Screening criteria set for Swedish pre-school children needs to change

June 14, 2007

A Swedish initiative for screening the vision of six-years olds has found that those with a visual acuity (VA) of 0.65 rarely have defects that require treatment, making the current criterion of 0.8 too demanding on the available resources.

A Swedish initiative for screening the vision of six-years olds has found that those with a visual acuity (VA) of 0.65 rarely have defects that require treatment, making the current criterion of 0.8 too demanding on the available resources, according to a report published in the June issue of Acta Ophthalmologica Scandinavia.

Anna-Lena Hård from the Institute of Neuroscience and Physiology at Gothenburg University, Gothenburg, Sweden evaluated the new vision screening methods with particular attention to screening criteria.
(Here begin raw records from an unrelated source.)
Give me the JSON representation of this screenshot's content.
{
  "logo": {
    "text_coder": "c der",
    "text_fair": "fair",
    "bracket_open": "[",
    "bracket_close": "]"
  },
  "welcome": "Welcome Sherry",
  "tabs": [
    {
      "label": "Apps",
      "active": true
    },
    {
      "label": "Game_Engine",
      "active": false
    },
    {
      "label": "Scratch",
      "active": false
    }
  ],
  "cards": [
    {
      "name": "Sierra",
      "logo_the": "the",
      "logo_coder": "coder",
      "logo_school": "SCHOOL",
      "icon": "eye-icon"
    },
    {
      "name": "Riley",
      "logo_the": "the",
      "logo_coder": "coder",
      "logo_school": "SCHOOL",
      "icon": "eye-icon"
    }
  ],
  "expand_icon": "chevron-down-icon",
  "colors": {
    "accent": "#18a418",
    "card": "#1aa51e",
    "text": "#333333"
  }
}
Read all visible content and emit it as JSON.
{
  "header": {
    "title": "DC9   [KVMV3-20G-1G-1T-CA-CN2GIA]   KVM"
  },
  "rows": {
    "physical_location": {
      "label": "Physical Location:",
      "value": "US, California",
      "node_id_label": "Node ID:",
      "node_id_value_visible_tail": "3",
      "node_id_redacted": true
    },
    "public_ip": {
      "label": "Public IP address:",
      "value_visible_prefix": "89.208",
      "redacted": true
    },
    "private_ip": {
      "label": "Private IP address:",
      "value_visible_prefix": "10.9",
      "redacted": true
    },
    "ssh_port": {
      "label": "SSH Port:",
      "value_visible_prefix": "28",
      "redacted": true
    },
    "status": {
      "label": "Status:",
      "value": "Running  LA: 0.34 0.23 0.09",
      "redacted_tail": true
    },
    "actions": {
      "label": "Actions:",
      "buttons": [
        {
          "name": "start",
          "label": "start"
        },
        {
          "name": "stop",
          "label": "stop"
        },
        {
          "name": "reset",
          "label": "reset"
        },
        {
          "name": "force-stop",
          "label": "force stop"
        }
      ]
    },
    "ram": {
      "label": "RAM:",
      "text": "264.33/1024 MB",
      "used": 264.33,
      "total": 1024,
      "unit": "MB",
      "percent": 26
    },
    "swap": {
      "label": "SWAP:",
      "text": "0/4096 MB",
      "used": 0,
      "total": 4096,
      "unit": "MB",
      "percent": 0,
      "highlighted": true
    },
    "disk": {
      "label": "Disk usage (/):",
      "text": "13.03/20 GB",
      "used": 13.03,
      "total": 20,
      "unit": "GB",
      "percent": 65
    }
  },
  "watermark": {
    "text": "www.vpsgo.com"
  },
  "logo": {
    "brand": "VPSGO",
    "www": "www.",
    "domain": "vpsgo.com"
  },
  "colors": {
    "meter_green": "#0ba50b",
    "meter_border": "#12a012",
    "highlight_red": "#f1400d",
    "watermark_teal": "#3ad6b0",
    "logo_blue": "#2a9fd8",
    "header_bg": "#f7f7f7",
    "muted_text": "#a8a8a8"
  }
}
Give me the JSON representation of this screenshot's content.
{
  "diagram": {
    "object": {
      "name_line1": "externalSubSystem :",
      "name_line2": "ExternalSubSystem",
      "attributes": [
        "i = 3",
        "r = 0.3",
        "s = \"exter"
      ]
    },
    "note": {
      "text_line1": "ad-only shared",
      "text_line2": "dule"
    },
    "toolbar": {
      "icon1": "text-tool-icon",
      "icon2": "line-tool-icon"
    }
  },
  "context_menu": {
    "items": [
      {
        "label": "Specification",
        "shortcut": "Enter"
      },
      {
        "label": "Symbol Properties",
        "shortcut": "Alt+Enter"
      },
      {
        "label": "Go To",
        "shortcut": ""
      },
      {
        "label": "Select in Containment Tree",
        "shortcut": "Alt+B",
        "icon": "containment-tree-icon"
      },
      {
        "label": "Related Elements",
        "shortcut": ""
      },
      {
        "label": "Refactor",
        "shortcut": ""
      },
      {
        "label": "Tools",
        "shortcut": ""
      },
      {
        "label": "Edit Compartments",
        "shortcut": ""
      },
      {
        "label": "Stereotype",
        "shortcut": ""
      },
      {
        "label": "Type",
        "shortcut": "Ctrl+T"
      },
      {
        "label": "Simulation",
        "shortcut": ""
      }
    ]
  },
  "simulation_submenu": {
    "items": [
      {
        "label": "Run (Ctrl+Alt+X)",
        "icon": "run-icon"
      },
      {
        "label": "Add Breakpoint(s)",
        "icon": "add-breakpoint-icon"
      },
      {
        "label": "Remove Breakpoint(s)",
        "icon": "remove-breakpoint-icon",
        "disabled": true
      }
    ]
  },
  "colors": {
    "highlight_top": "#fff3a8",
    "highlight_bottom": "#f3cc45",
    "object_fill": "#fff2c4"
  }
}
The current requirements state that, pre-school children with a VA <0.8 or symptoms, should be referred to eye clinics for VA testing, cover testing, cycloplegic autorefraction and ophthalmoscopy. The current screening limit of 0.8 was evaluated in relation to a limit of 0.65.

A total of 3,885 pupils underwent screening. Of these, 225 (6.6%) were referred and 236 underwent ophthalmological examination. Seventy-five percent of these were children with a VA of 0.65 in the worse eye and more than half of these were found, by the clinic, to have a VA of ≥0.8. Only 6.7% were found to have significant ammetropia.

Hård concluded that the current screening and referral criterion of 0.8 is too high, since most children with a VA of 0.65 rarely have defects requiring treatment.